For those of you not in the know, SEO stands for “Search Engine Optimization”, and it is a way of writing things which is supposed to make it easier for random people, organizations, websites, or cybernetically-enhanced troglodyte/duck mating mishaps find your website and become your number one fan or some such. SEO is the lifeblood of using your website as a marketing tool, you see. If you write about monkeys, you’re gonna want search engines to point to your site when people type “monkeys” in that Google search bar, right? Well, I guess without some magic wand, anyone looking for “T. Mike McCurley” is going to redirected to a recruitment site for the Renegade Legions, and wind up behind the yoke of a beat-to-shit grav tank dodging mass drivers. I do know that a search will often link you to the works of a Texas-based attorney who happens to share most of the name. Hi, Mike! Hope things are going well down there.

Get ready for the surprise, folks and Folk. It’s gonna be a doozy. Ready? Here it comes:

I don’t know jack shit about SEO in the real world. I know, I know. You’re all in the floor now, and you spilled your mocha chai hookybooky drink all over your feet. My bad. I did warn you, though. See? Look up just one paragraph!

I have looked into it to see what it is all about, but the concepts and jargon that get thrown about make it about like reading stereo instructions…In Japanese…In the dark…In the midst of a 3-day bender. There are folks who specialize in advertising that speak this like a second language, and to them I say, “You go, girl. Do your thing.” Believe me, I’m not coming down on these people. Firearms people speak in ballistics charts and windage. Mechanics speak of torque and fuel injection systems. Dispatchers speak in ten-codes. Every group has its own jargon. If you’re an advertiser with a great knowledge of SEO practices and the ability to put them into play and bring a ton of money into your pockets or those of your clients, then hell, yeah! I’m proud of you! That is an accomplishment.
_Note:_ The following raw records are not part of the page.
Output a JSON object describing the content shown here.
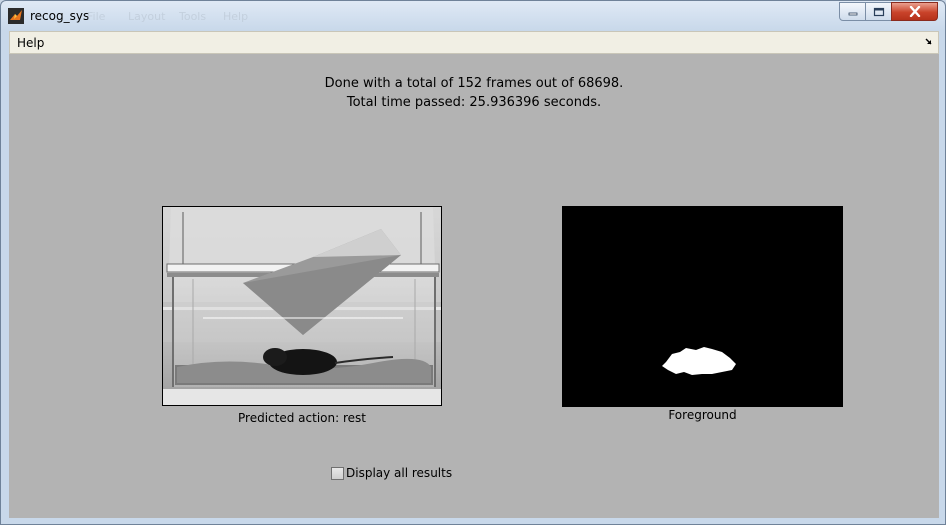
{
  "window": {
    "title": "recog_sys",
    "icon": "matlab-icon",
    "ghost_menus": [
      "File",
      "Layout",
      "Tools",
      "Help"
    ]
  },
  "menubar": {
    "items": [
      "Help"
    ]
  },
  "status": {
    "line1": "Done with a total of 152 frames out of 68698.",
    "line2": "Total time passed: 25.936396 seconds."
  },
  "panels": {
    "video_frame_caption": "Predicted action: rest",
    "foreground_caption": "Foreground"
  },
  "checkbox": {
    "label": "Display all results",
    "checked": false
  },
  "colors": {
    "figure_background": "#b3b3b3",
    "menubar_background": "#f1efe4",
    "close_button": "#c9432a"
  }
}
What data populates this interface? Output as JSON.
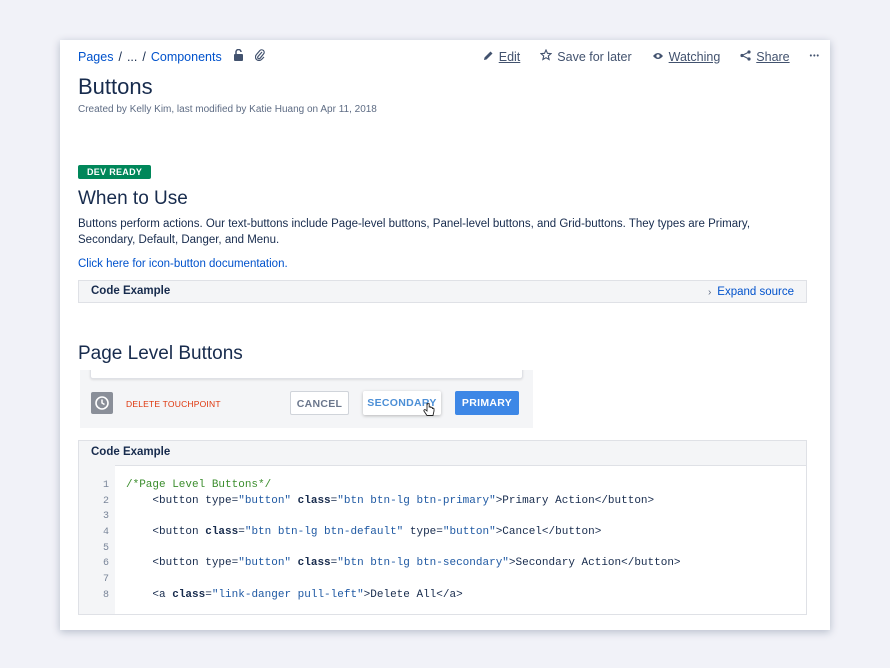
{
  "breadcrumb": {
    "root": "Pages",
    "sep1": "/",
    "ellipsis": "...",
    "sep2": "/",
    "current": "Components"
  },
  "actions": {
    "edit": "Edit",
    "save": "Save for later",
    "watching": "Watching",
    "share": "Share",
    "more": "•••"
  },
  "page": {
    "title": "Buttons",
    "meta": "Created by Kelly Kim, last modified by Katie Huang on Apr 11, 2018",
    "badge": "DEV READY",
    "when_heading": "When to Use",
    "description": "Buttons perform actions. Our text-buttons include Page-level buttons, Panel-level buttons, and Grid-buttons. They types are Primary, Secondary, Default, Danger, and Menu.",
    "doc_link": "Click here for icon-button documentation.",
    "code_example_label": "Code Example",
    "expand_source": "Expand source",
    "page_level_heading": "Page Level Buttons"
  },
  "demo": {
    "delete_label": "DELETE TOUCHPOINT",
    "cancel": "CANCEL",
    "secondary": "SECONDARY",
    "primary": "PRIMARY"
  },
  "code": {
    "label": "Code Example",
    "line_numbers": [
      "1",
      "2",
      "3",
      "4",
      "5",
      "6",
      "7",
      "8"
    ]
  },
  "colors": {
    "accent": "#0052cc",
    "badge": "#00875a",
    "primary_button": "#3d87e6",
    "danger": "#de350b"
  }
}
Me? I’m a writer. I write, and I do it mostly for fun. Yeah, I have stuff for sale as well, but if you just want to read some things, come on in! There’s plenty of free words here. Read, enjoy, and come back now and then. Hell, sign up for the newsletter thing that comes out whenever I pull my head outta my butt long enough to type one up, and you’ll get stuff others might never see. I’m not gonna sit here and claim to be in the ranks of the lofty as far as authors go. I’m not the multi-million-selling master of suspense or horror or science fiction or whatever. They might well employ those SEO masters mentioned above to optimize their site and make it pop up whenever someone types in some random-ass word into a search engine. I don’t know. I do know that it says “superhero stories” up there somewhere, and if you search for that phrase, somewhere on the three quadrillionth page of Google search results, you might get a hit for me.

Face it: most people who read these words are already digging my stuff for one reason or another. To y’all I say, “Thank you! You’re the reason this is still fun.”

So, back to the original point (Yeah, I tend to wander from topic to topic, huh?): I don’t need a magic online SEO tool. I don’t need a team of advertisers. All I need is some words to flow, and some people to smile when they read them. If that means that I’m not selling a million copies of my books every eleven seconds, then so be it.

End trans.